- In the recent acquisition of Websense by Vista Equity (soon copied in the Shuanghui/Smithfield deal), the merger agreement includes a traditional no-shop, but with a narrow go-shop-like exception that allows the target to continue discussions and due diligence with a limited number of bidders who were active participants in the sale process before the deal was announced. A lower break-up fee (Websense – 50%; Smithfield – 43%) is payable if the target terminates the initial deal to accept a superior offer from one of these “excluded bidders” by a specified deadline. The relevant period is relatively short (in Websense, a few weeks) and the topping bid has to be completed and signed (rather than just first made) by the deadline in order to qualify for the lower fee, noting that these bidders were well into the bidding process when they lost the pre-signing auction.
- A very different approach was taken in the recent sale of BMC Software to a consortium led by Bain Capital/Golden Gate Capital. While the agreement included, at the target’s insistence, a fairly traditional go-shop, the merger agreement provides that certain parties that had participated in the robust and somewhat public auction prior to the announcement of the consortium deal were not eligible for the lower break-up fee payable by go-shop participants who strike a deal on a topping bid before the deadline.
Rather than reflecting random tweaks to the traditional go-shop structure, the seeming discrepancy in outcome between the two approaches instead reflects thoughtful attention to the specific circumstances in each deal. As disclosed in the Websense tender offer documents, the “limited go-shop” construct was proposed by the buyer in the context of an early bid that was made before the final bid deadline that ended an extensive, albeit private, pre-announcement canvass of the market. The narrow go-shop-like exclusion for final round participants could address concerns about the auction being cut short by an advance bid (which the target invited all participants to make) by allowing the Websense board to take the bird-in-hand of the compelling early bid but protecting itself against the possibility (and associated criticism) of leaving a better bid on the table by not playing out the auction to its scheduled conclusion. By contrast, the BMC approach (where the lower fee associated with a go-shop topping bid is not avail- able to pre-signing auction participants) addresses the countervailing concerns of a buyer when a pre-signing auction does in fact reach a conclusion with “best and final” bids, but where the target, perhaps driven by market practice, still insists on a go-shop. In such a case, the buyer can legitimately argue that the go-shop should not be a low-cost open door for losing bidders to have another bite at the apple.

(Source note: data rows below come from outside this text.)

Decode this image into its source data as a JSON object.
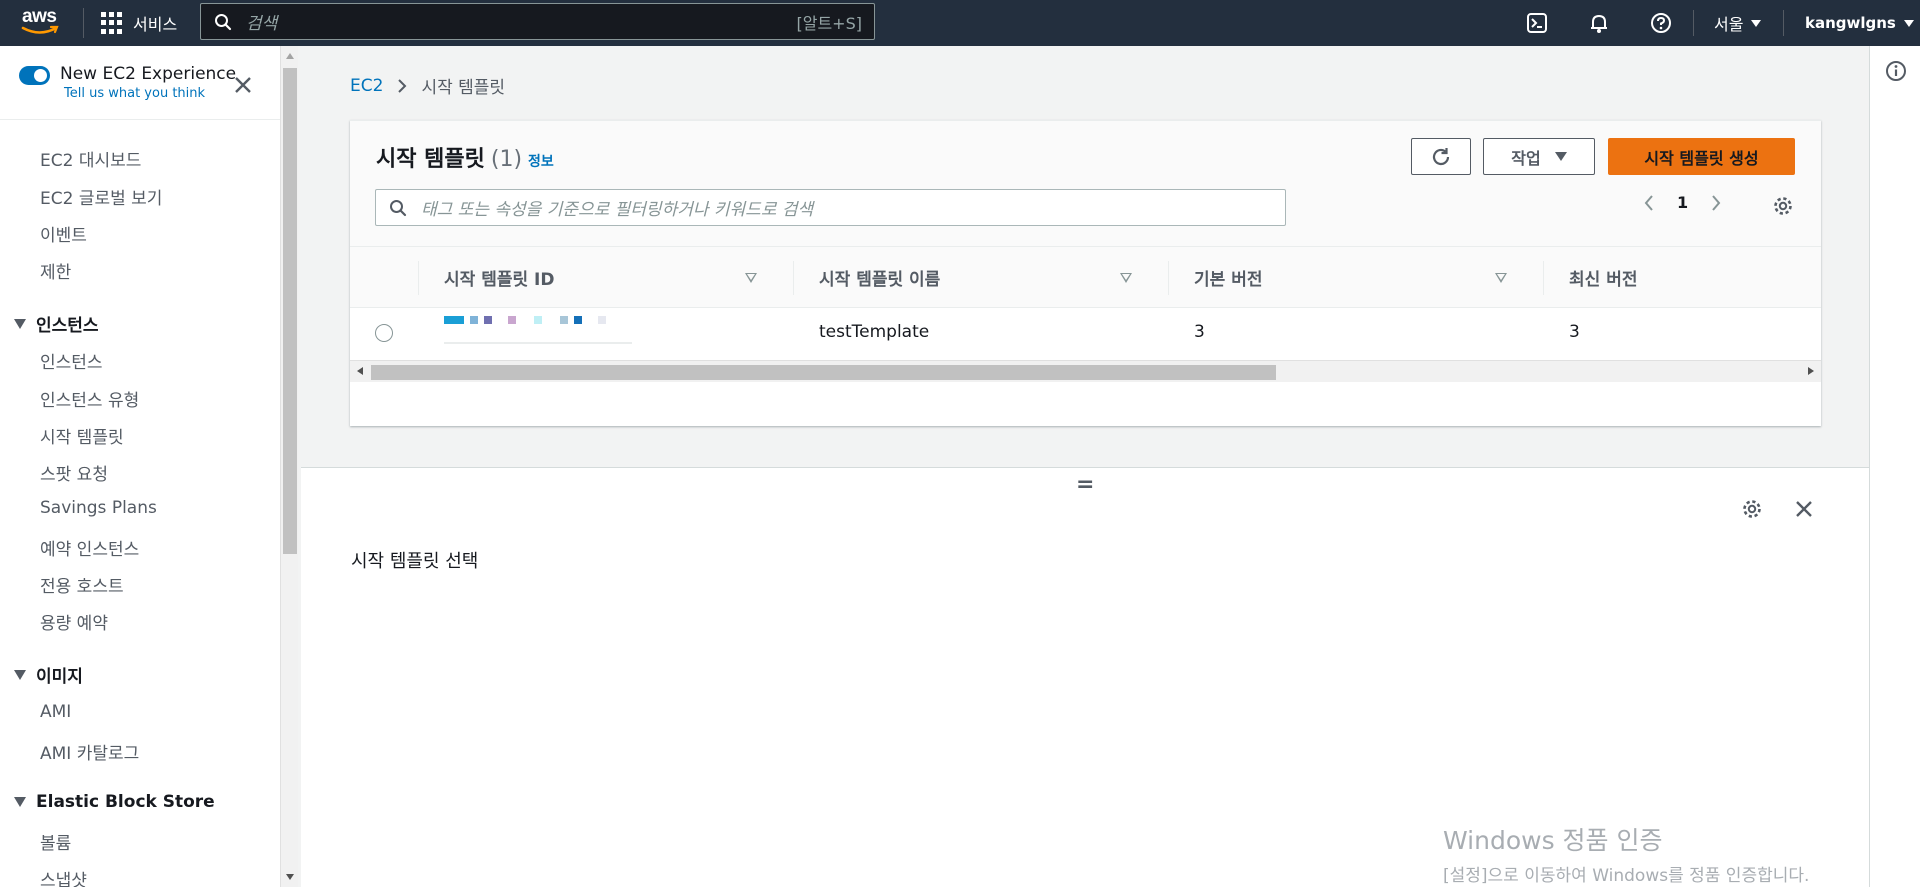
{
  "topnav": {
    "logo_text": "aws",
    "services_label": "서비스",
    "search_placeholder": "검색",
    "search_shortcut": "[알트+S]",
    "icons": [
      "cloudshell-icon",
      "bell-icon",
      "help-icon"
    ],
    "region": "서울",
    "username": "kangwlgns"
  },
  "sidebar": {
    "experience_title": "New EC2 Experience",
    "experience_link": "Tell us what you think",
    "top_items": [
      "EC2 대시보드",
      "EC2 글로벌 보기",
      "이벤트",
      "제한"
    ],
    "sections": [
      {
        "title": "인스턴스",
        "items": [
          "인스턴스",
          "인스턴스 유형",
          "시작 템플릿",
          "스팟 요청",
          "Savings Plans",
          "예약 인스턴스",
          "전용 호스트",
          "용량 예약"
        ]
      },
      {
        "title": "이미지",
        "items": [
          "AMI",
          "AMI 카탈로그"
        ]
      },
      {
        "title": "Elastic Block Store",
        "items": [
          "볼륨",
          "스냅샷"
        ]
      }
    ]
  },
  "breadcrumb": {
    "root": "EC2",
    "current": "시작 템플릿"
  },
  "table": {
    "title": "시작 템플릿",
    "count": "(1)",
    "info_link": "정보",
    "refresh_icon": "refresh-icon",
    "actions_label": "작업",
    "create_label": "시작 템플릿 생성",
    "filter_placeholder": "태그 또는 속성을 기준으로 필터링하거나 키워드로 검색",
    "page": "1",
    "columns": [
      "시작 템플릿 ID",
      "시작 템플릿 이름",
      "기본 버전",
      "최신 버전"
    ],
    "rows": [
      {
        "id": "",
        "name": "testTemplate",
        "default_version": "3",
        "latest_version": "3"
      }
    ]
  },
  "split_panel": {
    "message": "시작 템플릿 선택",
    "handle": "="
  },
  "watermark": {
    "line1": "Windows 정품 인증",
    "line2": "[설정]으로 이동하여 Windows를 정품 인증합니다."
  },
  "colors": {
    "nav_bg": "#232f3e",
    "accent_link": "#0073bb",
    "primary_button": "#ec7211"
  }
}
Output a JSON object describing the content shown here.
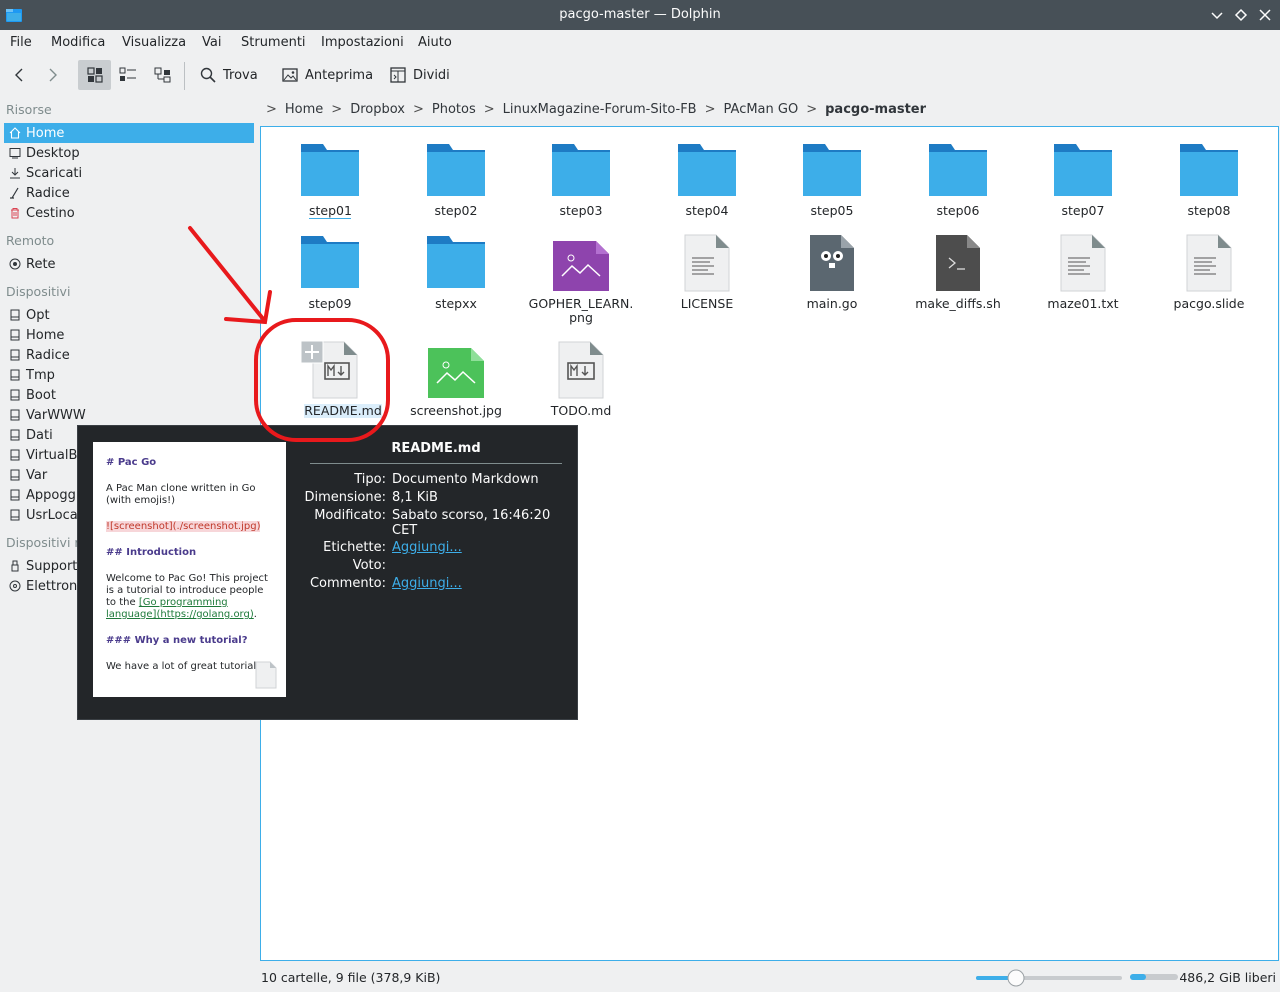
{
  "window": {
    "title": "pacgo-master — Dolphin"
  },
  "menu": [
    "File",
    "Modifica",
    "Visualizza",
    "Vai",
    "Strumenti",
    "Impostazioni",
    "Aiuto"
  ],
  "toolbar": {
    "find": "Trova",
    "preview": "Anteprima",
    "split": "Dividi"
  },
  "sidebar": {
    "sections": [
      {
        "title": "Risorse",
        "items": [
          "Home",
          "Desktop",
          "Scaricati",
          "Radice",
          "Cestino"
        ]
      },
      {
        "title": "Remoto",
        "items": [
          "Rete"
        ]
      },
      {
        "title": "Dispositivi",
        "items": [
          "Opt",
          "Home",
          "Radice",
          "Tmp",
          "Boot",
          "VarWWW",
          "Dati",
          "VirtualBo",
          "Var",
          "Appoggi",
          "UsrLocal"
        ]
      },
      {
        "title": "Dispositivi r",
        "items": [
          "Supporto",
          "Elettroni"
        ]
      }
    ]
  },
  "breadcrumb": [
    "Home",
    "Dropbox",
    "Photos",
    "LinuxMagazine-Forum-Sito-FB",
    "PAcMan GO",
    "pacgo-master"
  ],
  "files": [
    {
      "name": "step01",
      "type": "folder"
    },
    {
      "name": "step02",
      "type": "folder"
    },
    {
      "name": "step03",
      "type": "folder"
    },
    {
      "name": "step04",
      "type": "folder"
    },
    {
      "name": "step05",
      "type": "folder"
    },
    {
      "name": "step06",
      "type": "folder"
    },
    {
      "name": "step07",
      "type": "folder"
    },
    {
      "name": "step08",
      "type": "folder"
    },
    {
      "name": "step09",
      "type": "folder"
    },
    {
      "name": "stepxx",
      "type": "folder"
    },
    {
      "name": "GOPHER_LEARN.",
      "name2": "png",
      "type": "image-purple"
    },
    {
      "name": "LICENSE",
      "type": "text"
    },
    {
      "name": "main.go",
      "type": "go"
    },
    {
      "name": "make_diffs.sh",
      "type": "shell"
    },
    {
      "name": "maze01.txt",
      "type": "text"
    },
    {
      "name": "pacgo.slide",
      "type": "text"
    },
    {
      "name": "README.md",
      "type": "markdown"
    },
    {
      "name": "screenshot.jpg",
      "type": "image-green"
    },
    {
      "name": "TODO.md",
      "type": "markdown"
    }
  ],
  "status": {
    "summary": "10 cartelle, 9 file (378,9 KiB)",
    "free": "486,2 GiB liberi"
  },
  "tooltip": {
    "title": "README.md",
    "rows": [
      {
        "key": "Tipo:",
        "value": "Documento Markdown"
      },
      {
        "key": "Dimensione:",
        "value": "8,1 KiB"
      },
      {
        "key": "Modificato:",
        "value": "Sabato scorso, 16:46:20",
        "value2": "CET"
      },
      {
        "key": "Etichette:",
        "value": "Aggiungi...",
        "link": true
      },
      {
        "key": "Voto:",
        "value": ""
      },
      {
        "key": "Commento:",
        "value": "Aggiungi...",
        "link": true
      }
    ],
    "preview": {
      "h1": "# Pac Go",
      "p1a": "A Pac Man clone written in Go",
      "p1b": "(with emojis!)",
      "img": "![screenshot](./screenshot.jpg)",
      "h2": "## Introduction",
      "p2a": "Welcome to Pac Go! This project",
      "p2b": "is a tutorial to introduce people",
      "p2c": "to the ",
      "p2link1": "[Go programming",
      "p2link2": "language](https://golang.org)",
      "p2d": ".",
      "h3": "### Why a new tutorial?",
      "p3": "We have a lot of great tutorials"
    }
  },
  "colors": {
    "accent": "#3daee9",
    "folder": "#3daee9",
    "annotation": "#e8191c"
  }
}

While the market for deal terms will continue to evolve and precedent-based arguments will persist in negotiations, as we have argued in the past (previously discussed here), in deal protection “one size does not fit all”. The recent high-profile Delaware rulings on “don’t ask, don’t waive” standstills reflect a similar rejection of a “check the box” mentality — rather than enacting a blanket approval or prohibition, the courts have demanded justification for use of the powerful tool in the particular circumstances as well as a record that the target board truly considered the use and non-waiver of such a standstill. The description of the modified go-shops above, as well as other recent innovations like limited matching rights and management neutrality provisions (see, e.g., recent Dell and Duff & Phelps deals) are not intended to suggest (or catalyze) a dramatic shift in expected terms for deals of this kind. Rather, we are highlighting that “the market” for deal protections terms should not be viewed as a straightjacket that dictates inflexible boundaries. Instead, there is room for creativity to tailor market terms to the real-world circumstances of a particular transaction, which is precisely what courts expect boards and their advisors to do.